Some people are more sensitive to bitter tastes than others. The difference is genetic. If you are bitter-sensitive, you may find the “bite” of osoberry fruit to be off-putting. If you’re not, you’ll find it more like a refreshing mixture of cherry, cucumber, and cantaloupe flavors.
One of the most common preparations of Indian plums is as a “shrub,” a kind of fruit syrup to be added to other foods.
Nearly all recipes for osoberry shrubs involve equal parts of fruit, vinegar, and sugar. The differences in taste come from the type of sweetener used, white sugar, molasses, brown sugar, honey, , or some combination of them, and the kind of vinegar used, white wine vinegar, Champagne vinegar, red wine vinegar, or apple cider vinegar. The mixture may be flavored with aromatic herbs and spices such as basil, cloves, cinnamon, geranium, fennel frond, lavender, rose petals, lemon verbena, lemon balm, or black, red, or white peppercorns. The vinegar and aromatics added to the shrub cancel out bitter flavors.
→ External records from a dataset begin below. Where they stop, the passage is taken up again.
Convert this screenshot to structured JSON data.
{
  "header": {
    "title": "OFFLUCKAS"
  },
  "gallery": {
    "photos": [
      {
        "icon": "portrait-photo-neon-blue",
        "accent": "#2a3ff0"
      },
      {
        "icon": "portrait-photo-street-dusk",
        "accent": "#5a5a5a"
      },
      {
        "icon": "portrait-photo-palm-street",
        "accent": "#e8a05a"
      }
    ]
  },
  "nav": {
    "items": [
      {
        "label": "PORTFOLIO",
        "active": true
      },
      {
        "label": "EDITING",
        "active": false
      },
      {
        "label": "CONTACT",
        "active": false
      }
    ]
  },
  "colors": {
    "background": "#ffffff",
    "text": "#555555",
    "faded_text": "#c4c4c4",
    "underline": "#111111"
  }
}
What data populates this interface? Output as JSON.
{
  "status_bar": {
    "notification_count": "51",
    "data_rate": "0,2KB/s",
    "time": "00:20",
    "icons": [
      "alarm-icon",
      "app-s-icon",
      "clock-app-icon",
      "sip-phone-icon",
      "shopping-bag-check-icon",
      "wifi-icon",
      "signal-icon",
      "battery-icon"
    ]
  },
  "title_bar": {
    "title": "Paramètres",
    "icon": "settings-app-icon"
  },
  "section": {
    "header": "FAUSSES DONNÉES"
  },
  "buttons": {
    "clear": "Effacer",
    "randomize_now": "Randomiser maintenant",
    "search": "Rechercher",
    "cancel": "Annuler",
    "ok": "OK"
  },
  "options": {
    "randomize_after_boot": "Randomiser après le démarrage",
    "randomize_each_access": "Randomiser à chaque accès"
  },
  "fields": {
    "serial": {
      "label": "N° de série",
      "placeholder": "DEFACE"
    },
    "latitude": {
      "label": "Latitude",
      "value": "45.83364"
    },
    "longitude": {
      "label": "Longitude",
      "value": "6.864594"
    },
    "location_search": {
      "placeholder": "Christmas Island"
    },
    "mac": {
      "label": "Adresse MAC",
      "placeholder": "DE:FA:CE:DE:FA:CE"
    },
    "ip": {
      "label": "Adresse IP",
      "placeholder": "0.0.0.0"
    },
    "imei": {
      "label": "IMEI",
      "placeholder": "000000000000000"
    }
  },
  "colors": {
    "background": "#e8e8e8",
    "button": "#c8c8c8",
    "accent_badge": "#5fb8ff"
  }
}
Mash everything together in a bowl, and let it sit. Then strain through a tea towel and store in the refrigerator for up to a year. The osoberry syrup makes an interesting addition to marinades, glazes, salad dressings, and toppings for crème brulee, puddings, and ice cream.
Here is a model recipe.
- 2 cups of osoberry with the seeds removed. (2 cups corresponds to 500 ml)
- Optional:: 1/2 cup (75 g) strawberries or blackberries.
- 2-1.2 cups (550 g organic brown cane sugar, loosely packed. Brown sugar adds depth of flavor, as does honey. White sugar also works.
- 2 cups (500 ml) apple cider vinegar
- A few buds of fresh rose petals or fresh lavender for floral notes.
- Aromatics as desired.
- A pinch (2 or 3 g) of black pepper and cardamom.
- Mash berries, herbs, and sugar together in a large glass or ceramic, non-reactive bowl (not aluminium or stainless steel).
- Leave the mixture to “sweat” in a cool place for 24 hours.
- Strain the resulting mixture through a tea towel or cheesecloth. Remove all seeds, pith, peels, and pulp.
- Add the vinegar. Let this mixture sit for a week in a cool place before straining again. Then let that mixture sit for another week before decanting into storage containers.
Even if you live in the Pacific Northwest, you should hold this mixture in your fridge so it does not become alcoholic or vinegary.
Ripe osoberries can be delicious, but the seed inside is large. They are difficult to eat directly off the tree. Most people are happier with osoberry syrup than with fresh osoberries.
Canning / Freezing / Drying
Seeded osoberries are suitable for drying. Use them to balance dried cherry flavors. They can also be frozen — or, if you want an authentic, highly nutritious treat, pitted and covered with salmon oil and stored in the refrigerator. (Most people won’t have a taste for this.)
Learn more about cooking with plums at Minneopa Orchards.
Health Benefits of Indian Plum Fruit
Indian plum fruit have not been scientifically studied to confirm their nutritional value, but it’s like they are a good source of antioxidants and vitamin C.
Where Do You Buy Indian Plum Trees?
Indian plums trees are available in nurseries all over the coastal Pacific Northwest. You can also check out Nature Hills Nursery for more information.
Where To Buy This Fruit
You will need to wild craft or grow your own Indian plums. But if a friend shares Indian plum syrup with you, you are getting a rare treat.
Excited for more plum content? Then check out our plum trees page for the latest growing tips, care guides, recipes, and more!